## WHAT YOU ARE ASKED TO DO
All of the entries must be output exactly as they are.

## SUPPLIED RECORDS
>>>>>
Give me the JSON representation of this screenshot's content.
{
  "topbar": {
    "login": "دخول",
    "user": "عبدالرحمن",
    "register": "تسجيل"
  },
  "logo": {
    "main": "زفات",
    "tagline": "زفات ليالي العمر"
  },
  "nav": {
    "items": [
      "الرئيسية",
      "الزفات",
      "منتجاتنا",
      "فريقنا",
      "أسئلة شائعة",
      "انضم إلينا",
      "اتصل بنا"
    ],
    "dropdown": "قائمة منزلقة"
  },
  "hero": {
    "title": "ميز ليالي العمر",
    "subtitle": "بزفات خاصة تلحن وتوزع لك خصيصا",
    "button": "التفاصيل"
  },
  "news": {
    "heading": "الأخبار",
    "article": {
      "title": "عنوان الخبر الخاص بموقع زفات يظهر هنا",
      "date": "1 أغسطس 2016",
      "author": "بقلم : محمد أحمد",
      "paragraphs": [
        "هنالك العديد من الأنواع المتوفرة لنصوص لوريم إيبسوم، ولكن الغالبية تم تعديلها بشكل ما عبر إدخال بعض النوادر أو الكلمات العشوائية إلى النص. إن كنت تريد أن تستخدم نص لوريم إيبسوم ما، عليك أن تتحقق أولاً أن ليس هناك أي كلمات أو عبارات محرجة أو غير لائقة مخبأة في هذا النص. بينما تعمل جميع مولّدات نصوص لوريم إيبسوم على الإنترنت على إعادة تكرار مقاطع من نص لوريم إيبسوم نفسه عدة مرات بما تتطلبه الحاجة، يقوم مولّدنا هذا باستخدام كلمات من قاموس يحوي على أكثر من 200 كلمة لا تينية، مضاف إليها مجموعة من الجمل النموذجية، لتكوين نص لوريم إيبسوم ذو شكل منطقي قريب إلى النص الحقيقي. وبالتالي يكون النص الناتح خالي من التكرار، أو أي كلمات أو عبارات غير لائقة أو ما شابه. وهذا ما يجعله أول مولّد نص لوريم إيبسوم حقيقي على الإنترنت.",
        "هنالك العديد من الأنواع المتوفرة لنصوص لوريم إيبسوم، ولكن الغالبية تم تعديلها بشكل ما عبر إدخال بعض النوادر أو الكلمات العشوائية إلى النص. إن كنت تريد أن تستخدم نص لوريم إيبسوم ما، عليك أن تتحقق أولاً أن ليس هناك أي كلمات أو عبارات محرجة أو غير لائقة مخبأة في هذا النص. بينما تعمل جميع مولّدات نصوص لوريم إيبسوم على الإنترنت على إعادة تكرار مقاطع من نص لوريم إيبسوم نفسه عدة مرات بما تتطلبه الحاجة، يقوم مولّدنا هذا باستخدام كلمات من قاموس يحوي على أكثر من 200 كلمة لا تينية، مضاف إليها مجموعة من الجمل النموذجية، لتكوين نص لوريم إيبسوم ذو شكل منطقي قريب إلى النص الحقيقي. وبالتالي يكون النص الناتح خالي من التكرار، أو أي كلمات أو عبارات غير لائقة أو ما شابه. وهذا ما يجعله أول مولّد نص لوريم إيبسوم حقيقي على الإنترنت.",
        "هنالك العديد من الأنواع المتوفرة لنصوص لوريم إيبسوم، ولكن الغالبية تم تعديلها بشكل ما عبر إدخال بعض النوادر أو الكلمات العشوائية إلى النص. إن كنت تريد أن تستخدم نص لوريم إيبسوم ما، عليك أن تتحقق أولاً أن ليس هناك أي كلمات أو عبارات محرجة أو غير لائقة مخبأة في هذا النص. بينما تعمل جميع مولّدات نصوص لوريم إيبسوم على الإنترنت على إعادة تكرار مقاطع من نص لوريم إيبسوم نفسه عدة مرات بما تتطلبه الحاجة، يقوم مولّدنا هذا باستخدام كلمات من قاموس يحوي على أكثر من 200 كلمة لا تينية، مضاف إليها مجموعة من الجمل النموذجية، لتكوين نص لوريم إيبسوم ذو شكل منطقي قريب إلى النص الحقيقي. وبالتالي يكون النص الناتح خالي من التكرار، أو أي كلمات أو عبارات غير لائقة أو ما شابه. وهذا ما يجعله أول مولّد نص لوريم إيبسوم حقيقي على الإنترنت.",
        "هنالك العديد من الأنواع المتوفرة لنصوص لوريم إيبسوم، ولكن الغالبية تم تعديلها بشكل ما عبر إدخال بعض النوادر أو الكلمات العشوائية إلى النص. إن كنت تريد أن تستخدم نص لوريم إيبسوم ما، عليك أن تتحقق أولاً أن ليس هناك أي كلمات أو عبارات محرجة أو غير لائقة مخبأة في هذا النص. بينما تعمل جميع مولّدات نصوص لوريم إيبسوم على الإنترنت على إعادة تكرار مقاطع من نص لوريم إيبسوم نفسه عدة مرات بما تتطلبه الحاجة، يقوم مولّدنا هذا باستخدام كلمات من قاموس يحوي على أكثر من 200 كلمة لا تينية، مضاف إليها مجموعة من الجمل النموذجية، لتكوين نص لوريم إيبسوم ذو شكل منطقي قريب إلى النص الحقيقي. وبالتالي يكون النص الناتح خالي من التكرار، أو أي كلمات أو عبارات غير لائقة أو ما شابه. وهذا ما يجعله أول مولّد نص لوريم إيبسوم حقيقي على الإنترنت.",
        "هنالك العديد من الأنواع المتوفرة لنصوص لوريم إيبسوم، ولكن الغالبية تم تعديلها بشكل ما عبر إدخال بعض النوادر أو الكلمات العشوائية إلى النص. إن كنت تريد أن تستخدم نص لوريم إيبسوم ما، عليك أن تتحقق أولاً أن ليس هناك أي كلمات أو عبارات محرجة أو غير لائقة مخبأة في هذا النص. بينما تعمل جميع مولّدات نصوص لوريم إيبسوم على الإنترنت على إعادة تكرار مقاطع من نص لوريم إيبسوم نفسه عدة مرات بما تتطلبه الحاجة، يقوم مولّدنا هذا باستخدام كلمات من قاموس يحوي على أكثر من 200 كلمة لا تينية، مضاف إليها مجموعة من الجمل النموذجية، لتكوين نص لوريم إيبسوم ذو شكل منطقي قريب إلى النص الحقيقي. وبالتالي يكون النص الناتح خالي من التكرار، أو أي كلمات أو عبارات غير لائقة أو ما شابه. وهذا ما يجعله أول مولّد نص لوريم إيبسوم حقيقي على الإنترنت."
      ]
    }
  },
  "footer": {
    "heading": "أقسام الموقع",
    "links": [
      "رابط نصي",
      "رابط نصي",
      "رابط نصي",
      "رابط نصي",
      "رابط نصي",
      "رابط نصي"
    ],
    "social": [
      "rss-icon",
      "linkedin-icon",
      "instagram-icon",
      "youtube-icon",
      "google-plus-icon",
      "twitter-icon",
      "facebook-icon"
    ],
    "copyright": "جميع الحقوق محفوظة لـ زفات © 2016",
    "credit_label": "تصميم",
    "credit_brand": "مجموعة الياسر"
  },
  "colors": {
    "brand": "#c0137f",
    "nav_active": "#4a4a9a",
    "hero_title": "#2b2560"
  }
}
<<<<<
## EXERCISE RESPONSE
Give me the JSON representation of this screenshot's content.
{
  "topbar": {
    "login": "دخول",
    "user": "عبدالرحمن",
    "register": "تسجيل"
  },
  "logo": {
    "main": "زفات",
    "tagline": "زفات ليالي العمر"
  },
  "nav": {
    "items": [
      "الرئيسية",
      "الزفات",
      "منتجاتنا",
      "فريقنا",
      "أسئلة شائعة",
      "انضم إلينا",
      "اتصل بنا"
    ],
    "dropdown": "قائمة منزلقة"
  },
  "hero": {
    "title": "ميز ليالي العمر",
    "subtitle": "بزفات خاصة تلحن وتوزع لك خصيصا",
    "button": "التفاصيل"
  },
  "news": {
    "heading": "الأخبار",
    "article": {
      "title": "عنوان الخبر الخاص بموقع زفات يظهر هنا",
      "date": "1 أغسطس 2016",
      "author": "بقلم : محمد أحمد",
      "paragraphs": [
        "هنالك العديد من الأنواع المتوفرة لنصوص لوريم إيبسوم، ولكن الغالبية تم تعديلها بشكل ما عبر إدخال بعض النوادر أو الكلمات العشوائية إلى النص. إن كنت تريد أن تستخدم نص لوريم إيبسوم ما، عليك أن تتحقق أولاً أن ليس هناك أي كلمات أو عبارات محرجة أو غير لائقة مخبأة في هذا النص. بينما تعمل جميع مولّدات نصوص لوريم إيبسوم على الإنترنت على إعادة تكرار مقاطع من نص لوريم إيبسوم نفسه عدة مرات بما تتطلبه الحاجة، يقوم مولّدنا هذا باستخدام كلمات من قاموس يحوي على أكثر من 200 كلمة لا تينية، مضاف إليها مجموعة من الجمل النموذجية، لتكوين نص لوريم إيبسوم ذو شكل منطقي قريب إلى النص الحقيقي. وبالتالي يكون النص الناتح خالي من التكرار، أو أي كلمات أو عبارات غير لائقة أو ما شابه. وهذا ما يجعله أول مولّد نص لوريم إيبسوم حقيقي على الإنترنت.",
        "هنالك العديد من الأنواع المتوفرة لنصوص لوريم إيبسوم، ولكن الغالبية تم تعديلها بشكل ما عبر إدخال بعض النوادر أو الكلمات العشوائية إلى النص. إن كنت تريد أن تستخدم نص لوريم إيبسوم ما، عليك أن تتحقق أولاً أن ليس هناك أي كلمات أو عبارات محرجة أو غير لائقة مخبأة في هذا النص. بينما تعمل جميع مولّدات نصوص لوريم إيبسوم على الإنترنت على إعادة تكرار مقاطع من نص لوريم إيبسوم نفسه عدة مرات بما تتطلبه الحاجة، يقوم مولّدنا هذا باستخدام كلمات من قاموس يحوي على أكثر من 200 كلمة لا تينية، مضاف إليها مجموعة من الجمل النموذجية، لتكوين نص لوريم إيبسوم ذو شكل منطقي قريب إلى النص الحقيقي. وبالتالي يكون النص الناتح خالي من التكرار، أو أي كلمات أو عبارات غير لائقة أو ما شابه. وهذا ما يجعله أول مولّد نص لوريم إيبسوم حقيقي على الإنترنت.",
        "هنالك العديد من الأنواع المتوفرة لنصوص لوريم إيبسوم، ولكن الغالبية تم تعديلها بشكل ما عبر إدخال بعض النوادر أو الكلمات العشوائية إلى النص. إن كنت تريد أن تستخدم نص لوريم إيبسوم ما، عليك أن تتحقق أولاً أن ليس هناك أي كلمات أو عبارات محرجة أو غير لائقة مخبأة في هذا النص. بينما تعمل جميع مولّدات نصوص لوريم إيبسوم على الإنترنت على إعادة تكرار مقاطع من نص لوريم إيبسوم نفسه عدة مرات بما تتطلبه الحاجة، يقوم مولّدنا هذا باستخدام كلمات من قاموس يحوي على أكثر من 200 كلمة لا تينية، مضاف إليها مجموعة من الجمل النموذجية، لتكوين نص لوريم إيبسوم ذو شكل منطقي قريب إلى النص الحقيقي. وبالتالي يكون النص الناتح خالي من التكرار، أو أي كلمات أو عبارات غير لائقة أو ما شابه. وهذا ما يجعله أول مولّد نص لوريم إيبسوم حقيقي على الإنترنت.",
        "هنالك العديد من الأنواع المتوفرة لنصوص لوريم إيبسوم، ولكن الغالبية تم تعديلها بشكل ما عبر إدخال بعض النوادر أو الكلمات العشوائية إلى النص. إن كنت تريد أن تستخدم نص لوريم إيبسوم ما، عليك أن تتحقق أولاً أن ليس هناك أي كلمات أو عبارات محرجة أو غير لائقة مخبأة في هذا النص. بينما تعمل جميع مولّدات نصوص لوريم إيبسوم على الإنترنت على إعادة تكرار مقاطع من نص لوريم إيبسوم نفسه عدة مرات بما تتطلبه الحاجة، يقوم مولّدنا هذا باستخدام كلمات من قاموس يحوي على أكثر من 200 كلمة لا تينية، مضاف إليها مجموعة من الجمل النموذجية، لتكوين نص لوريم إيبسوم ذو شكل منطقي قريب إلى النص الحقيقي. وبالتالي يكون النص الناتح خالي من التكرار، أو أي كلمات أو عبارات غير لائقة أو ما شابه. وهذا ما يجعله أول مولّد نص لوريم إيبسوم حقيقي على الإنترنت.",
        "هنالك العديد من الأنواع المتوفرة لنصوص لوريم إيبسوم، ولكن الغالبية تم تعديلها بشكل ما عبر إدخال بعض النوادر أو الكلمات العشوائية إلى النص. إن كنت تريد أن تستخدم نص لوريم إيبسوم ما، عليك أن تتحقق أولاً أن ليس هناك أي كلمات أو عبارات محرجة أو غير لائقة مخبأة في هذا النص. بينما تعمل جميع مولّدات نصوص لوريم إيبسوم على الإنترنت على إعادة تكرار مقاطع من نص لوريم إيبسوم نفسه عدة مرات بما تتطلبه الحاجة، يقوم مولّدنا هذا باستخدام كلمات من قاموس يحوي على أكثر من 200 كلمة لا تينية، مضاف إليها مجموعة من الجمل النموذجية، لتكوين نص لوريم إيبسوم ذو شكل منطقي قريب إلى النص الحقيقي. وبالتالي يكون النص الناتح خالي من التكرار، أو أي كلمات أو عبارات غير لائقة أو ما شابه. وهذا ما يجعله أول مولّد نص لوريم إيبسوم حقيقي على الإنترنت."
      ]
    }
  },
  "footer": {
    "heading": "أقسام الموقع",
    "links": [
      "رابط نصي",
      "رابط نصي",
      "رابط نصي",
      "رابط نصي",
      "رابط نصي",
      "رابط نصي"
    ],
    "social": [
      "rss-icon",
      "linkedin-icon",
      "instagram-icon",
      "youtube-icon",
      "google-plus-icon",
      "twitter-icon",
      "facebook-icon"
    ],
    "copyright": "جميع الحقوق محفوظة لـ زفات © 2016",
    "credit_label": "تصميم",
    "credit_brand": "مجموعة الياسر"
  },
  "colors": {
    "brand": "#c0137f",
    "nav_active": "#4a4a9a",
    "hero_title": "#2b2560"
  }
}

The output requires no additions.